- Non-Disclosure Agreements, where employees, customers, or suppliers would be in breach if they disclosed confidential information to third parties.
Since it is very rare for organisations to ask customers to sign such agreements, and staff confidentiality obligations often end when they leave the company, both customers and ex-staff are very valuable sources of Competitive Intelligence. High staff churn companies are often the one most transparent and most talked about in the industry!
The Risks of Competitor Intelligence
As a consequence of legislation, some companies have been penalized as a result of their Competitive Intelligence activities.
Kraft sued a rival frozen pizza producer, Schwan’s in an alleged theft of trade secrets involving its DiGiorno frozen pizza. Kraft claimed that Schwan’s had hired an ex-Nielsen employee who had undertaken work for Kraft, and who brought competitive information from Kraft with him when he went to work for Schwan’s.
In the automotive sector, a former senior manager at General Motors who moved to Volkswagen took with him proprietary information and files from his former employer. When this was discovered Volkswagen in the resulting litigation was fined USD 100 million. The incumbent was dismissed, but went on to form a successful business intelligence consulting firm!
Competitive Intelligence in Asia
In Asia, there is very little legislation to regulate Competitive Intelligence, and most of the regulation is left to industry Guidelines and Codes of Ethics.
Apart from the SCIP Codes of Ethics, the Market Research Society Code of Conduct on Mystery Shopping (a very common form of Competitor Intelligence) states that ‘the time taken (through an dontevaluation of a competitor) should be kept as short as possible and should not be seen to waste the competitor’s resources in any way other than a normal customer enquiry might do’.
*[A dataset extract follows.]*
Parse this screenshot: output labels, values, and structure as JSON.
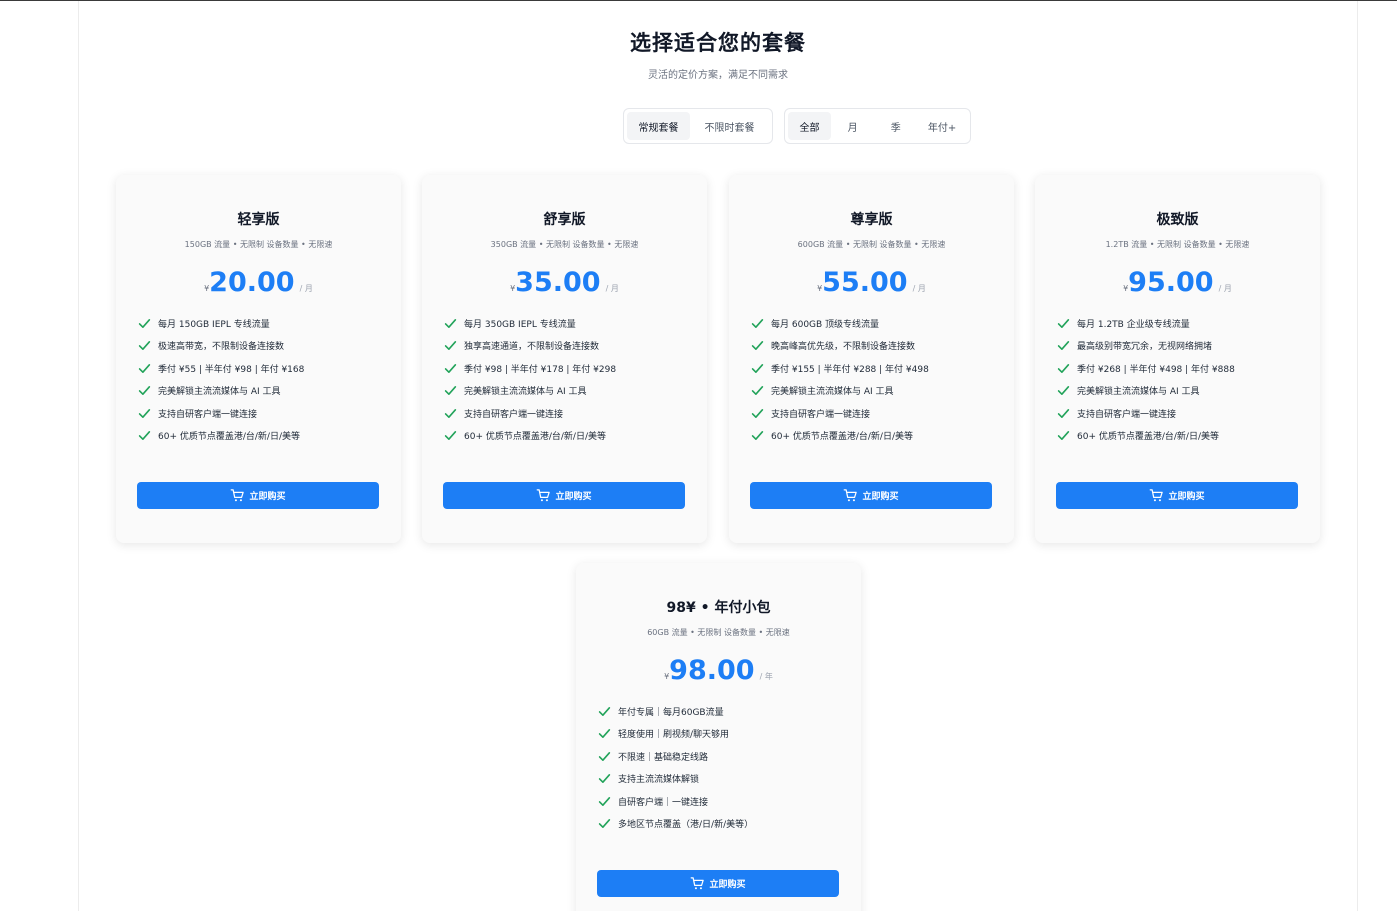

The Economic Espionage Act 1996 is a uniquely American law, developed on the basis of a national philosophy that emphasizes a ‘level playing field’ for all business competitors that arose in no small part due to the size and diversity of the American private sector.
In Asia, the philosophies are different as illustrated by the scant disregard for Intellectual Property (IP), e.g. the high occurrence of CD, DVD, and software privacy. Many nations not only lack such legislation on trade secrets and IP, but actively support industrial espionage using both their national intelligence services as well as less formal mechanisms including bribery and corruption.
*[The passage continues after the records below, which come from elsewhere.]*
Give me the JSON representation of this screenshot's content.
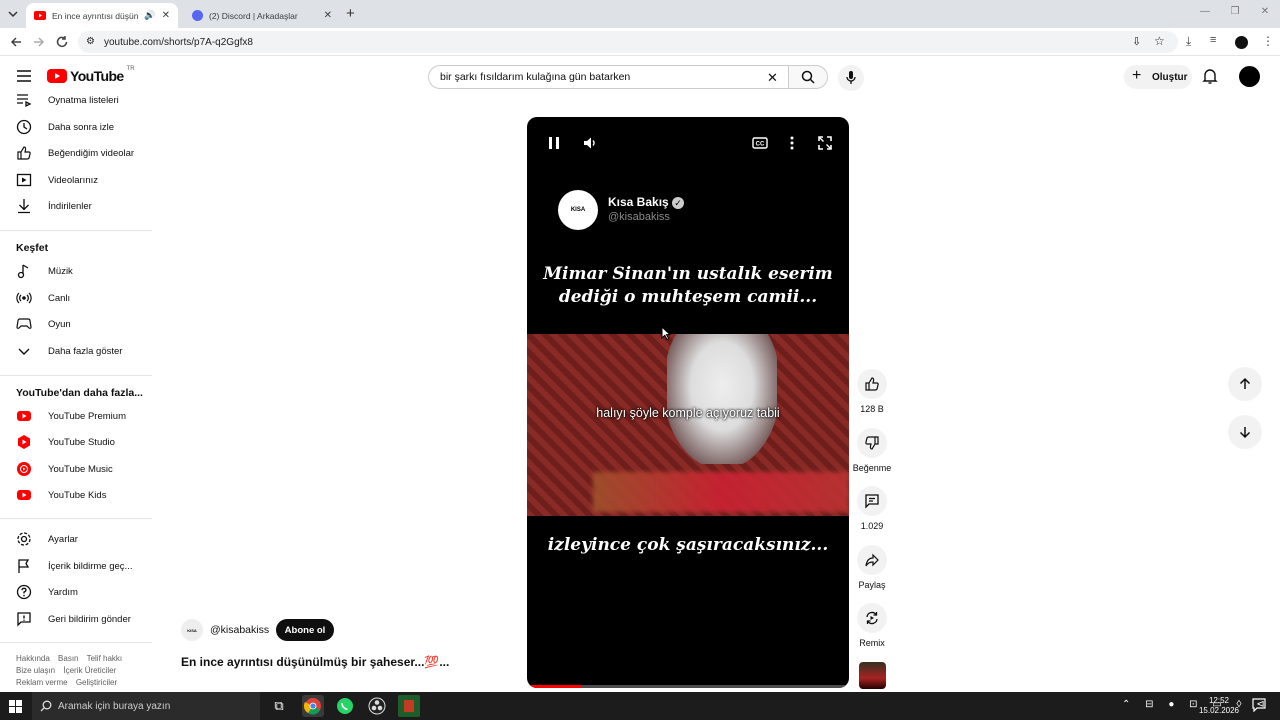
{
  "browser": {
    "tabs": [
      {
        "title": "En ince ayrıntısı düşünülmüş",
        "active": true,
        "icon": "youtube-favicon"
      },
      {
        "title": "(2) Discord | Arkadaşlar",
        "active": false,
        "icon": "discord-favicon"
      }
    ],
    "url": "youtube.com/shorts/p7A-q2Ggfx8"
  },
  "header": {
    "logo_text": "YouTube",
    "country": "TR",
    "search_value": "bir şarkı fısıldarım kulağına gün batarken",
    "create_label": "Oluştur"
  },
  "sidebar": {
    "items_top": [
      {
        "label": "Oynatma listeleri",
        "icon": "playlist-icon"
      },
      {
        "label": "Daha sonra izle",
        "icon": "clock-icon"
      },
      {
        "label": "Beğendiğim videolar",
        "icon": "like-icon"
      },
      {
        "label": "Videolarınız",
        "icon": "video-icon"
      },
      {
        "label": "İndirilenler",
        "icon": "download-icon"
      }
    ],
    "explore_title": "Keşfet",
    "explore_items": [
      {
        "label": "Müzik",
        "icon": "music-icon"
      },
      {
        "label": "Canlı",
        "icon": "live-icon"
      },
      {
        "label": "Oyun",
        "icon": "gaming-icon"
      },
      {
        "label": "Daha fazla göster",
        "icon": "chevron-down-icon"
      }
    ],
    "more_title": "YouTube'dan daha fazla...",
    "more_items": [
      {
        "label": "YouTube Premium"
      },
      {
        "label": "YouTube Studio"
      },
      {
        "label": "YouTube Music"
      },
      {
        "label": "YouTube Kids"
      }
    ],
    "settings_items": [
      {
        "label": "Ayarlar",
        "icon": "gear-icon"
      },
      {
        "label": "İçerik bildirme geç...",
        "icon": "flag-icon"
      },
      {
        "label": "Yardım",
        "icon": "help-icon"
      },
      {
        "label": "Geri bildirim gönder",
        "icon": "feedback-icon"
      }
    ],
    "footer": [
      [
        "Hakkında",
        "Basın",
        "Telif hakkı"
      ],
      [
        "Bize ulaşın",
        "İçerik Üreticiler"
      ],
      [
        "Reklam verme",
        "Geliştiriciler"
      ]
    ]
  },
  "player": {
    "channel_name": "Kısa Bakış",
    "channel_handle": "@kisabakiss",
    "avatar_text": "KISA",
    "caption_top": [
      "Mimar Sinan'ın ustalık eserim",
      "dediği o muhteşem camii..."
    ],
    "subtitle": "halıyı şöyle komple açıyoruz tabii",
    "caption_bottom": "izleyince çok şaşıracaksınız...",
    "progress_fraction": 0.17
  },
  "actions": {
    "likes": "128 B",
    "dislike": "Beğenme",
    "comments": "1.029",
    "share": "Paylaş",
    "remix": "Remix"
  },
  "meta": {
    "handle": "@kisabakiss",
    "subscribe": "Abone ol",
    "title": "En ince ayrıntısı düşünülmüş bir şaheser...💯..."
  },
  "taskbar": {
    "search_placeholder": "Aramak için buraya yazın",
    "time": "12:52",
    "date": "15.02.2026"
  },
  "colors": {
    "youtube_red": "#ff0000",
    "taskbar": "#1c1c1c"
  }
}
In such an environment, the Competitive Intelligence industry flourishes. Beyond straight misrepresentative, some of the less ethical practices in Competitive Intelligence reported in the industry include market research and business intelligence companies posting false job advertisements. Here, they would pretend to be hiring (and paying highly) for client-side staff within experience in a specific product area or industry sector. During the course of the ‘job’ interview, they would seek as much information on the products and business development strategies of the interviewee’s company.
In more extreme examples, there are companies who engage Private Investigators, ex-policemen, and even those in the underworld for more illicit operations including eaves dropping and use extreme cases of misrepresentation.
In researching the Competitive Intelligence topic, the Asia Research Journal came across two quotations that pull at the opposite ends of the argument for and against the practice:
“No legacy is so rich as honesty” (William Shakespeare).
“All’s fair in love, war and business” (Marc Barry*).
*Marc is the author of Spooked: Espionage in Corporate America. His quotation was to justify actions he used to gain competitive intelligence, stating that what he did was not illegal.
Ultimately the commercial pressures on organizations, the lack of legislation and the relatively low risks of getting caught ensure a rosy future for the Competitive Intelligence industry in Asia. How low can you go?